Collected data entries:
● ● ● ● ●

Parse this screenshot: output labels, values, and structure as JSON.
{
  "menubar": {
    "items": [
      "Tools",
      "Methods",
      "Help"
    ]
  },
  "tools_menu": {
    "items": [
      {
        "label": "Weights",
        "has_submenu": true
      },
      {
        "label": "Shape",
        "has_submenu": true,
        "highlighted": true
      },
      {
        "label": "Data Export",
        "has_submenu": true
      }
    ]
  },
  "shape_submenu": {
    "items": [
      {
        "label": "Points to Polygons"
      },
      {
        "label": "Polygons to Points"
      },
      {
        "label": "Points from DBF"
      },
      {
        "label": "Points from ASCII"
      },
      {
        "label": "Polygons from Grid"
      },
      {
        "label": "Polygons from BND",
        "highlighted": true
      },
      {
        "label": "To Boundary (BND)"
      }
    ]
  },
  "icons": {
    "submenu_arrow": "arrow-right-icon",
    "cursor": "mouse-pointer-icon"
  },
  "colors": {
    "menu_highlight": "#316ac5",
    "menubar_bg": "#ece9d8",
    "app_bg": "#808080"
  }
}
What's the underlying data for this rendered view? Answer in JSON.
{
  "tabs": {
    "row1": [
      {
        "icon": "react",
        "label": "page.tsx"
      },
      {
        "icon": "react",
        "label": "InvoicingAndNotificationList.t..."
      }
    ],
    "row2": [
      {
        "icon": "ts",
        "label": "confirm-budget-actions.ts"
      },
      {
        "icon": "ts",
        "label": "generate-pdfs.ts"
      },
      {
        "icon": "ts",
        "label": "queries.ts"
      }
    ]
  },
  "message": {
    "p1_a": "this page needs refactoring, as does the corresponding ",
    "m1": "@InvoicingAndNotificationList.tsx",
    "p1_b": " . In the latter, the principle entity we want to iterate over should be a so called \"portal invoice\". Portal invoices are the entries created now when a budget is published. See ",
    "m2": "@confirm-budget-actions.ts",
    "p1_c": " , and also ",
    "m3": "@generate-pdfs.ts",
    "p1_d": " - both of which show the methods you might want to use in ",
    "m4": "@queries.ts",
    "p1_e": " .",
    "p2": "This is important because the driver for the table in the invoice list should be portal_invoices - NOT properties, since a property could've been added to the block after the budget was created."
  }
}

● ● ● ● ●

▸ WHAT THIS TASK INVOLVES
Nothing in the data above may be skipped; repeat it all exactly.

▸ WRITTEN ANSWER
Parse this screenshot: output labels, values, and structure as JSON.
{
  "menubar": {
    "items": [
      "Tools",
      "Methods",
      "Help"
    ]
  },
  "tools_menu": {
    "items": [
      {
        "label": "Weights",
        "has_submenu": true
      },
      {
        "label": "Shape",
        "has_submenu": true,
        "highlighted": true
      },
      {
        "label": "Data Export",
        "has_submenu": true
      }
    ]
  },
  "shape_submenu": {
    "items": [
      {
        "label": "Points to Polygons"
      },
      {
        "label": "Polygons to Points"
      },
      {
        "label": "Points from DBF"
      },
      {
        "label": "Points from ASCII"
      },
      {
        "label": "Polygons from Grid"
      },
      {
        "label": "Polygons from BND",
        "highlighted": true
      },
      {
        "label": "To Boundary (BND)"
      }
    ]
  },
  "icons": {
    "submenu_arrow": "arrow-right-icon",
    "cursor": "mouse-pointer-icon"
  },
  "colors": {
    "menu_highlight": "#316ac5",
    "menubar_bg": "#ece9d8",
    "app_bg": "#808080"
  }
}
What's the underlying data for this rendered view? Answer in JSON.
{
  "tabs": {
    "row1": [
      {
        "icon": "react",
        "label": "page.tsx"
      },
      {
        "icon": "react",
        "label": "InvoicingAndNotificationList.t..."
      }
    ],
    "row2": [
      {
        "icon": "ts",
        "label": "confirm-budget-actions.ts"
      },
      {
        "icon": "ts",
        "label": "generate-pdfs.ts"
      },
      {
        "icon": "ts",
        "label": "queries.ts"
      }
    ]
  },
  "message": {
    "p1_a": "this page needs refactoring, as does the corresponding ",
    "m1": "@InvoicingAndNotificationList.tsx",
    "p1_b": " . In the latter, the principle entity we want to iterate over should be a so called \"portal invoice\". Portal invoices are the entries created now when a budget is published. See ",
    "m2": "@confirm-budget-actions.ts",
    "p1_c": " , and also ",
    "m3": "@generate-pdfs.ts",
    "p1_d": " - both of which show the methods you might want to use in ",
    "m4": "@queries.ts",
    "p1_e": " .",
    "p2": "This is important because the driver for the table in the invoice list should be portal_invoices - NOT properties, since a property could've been added to the block after the budget was created."
  }
}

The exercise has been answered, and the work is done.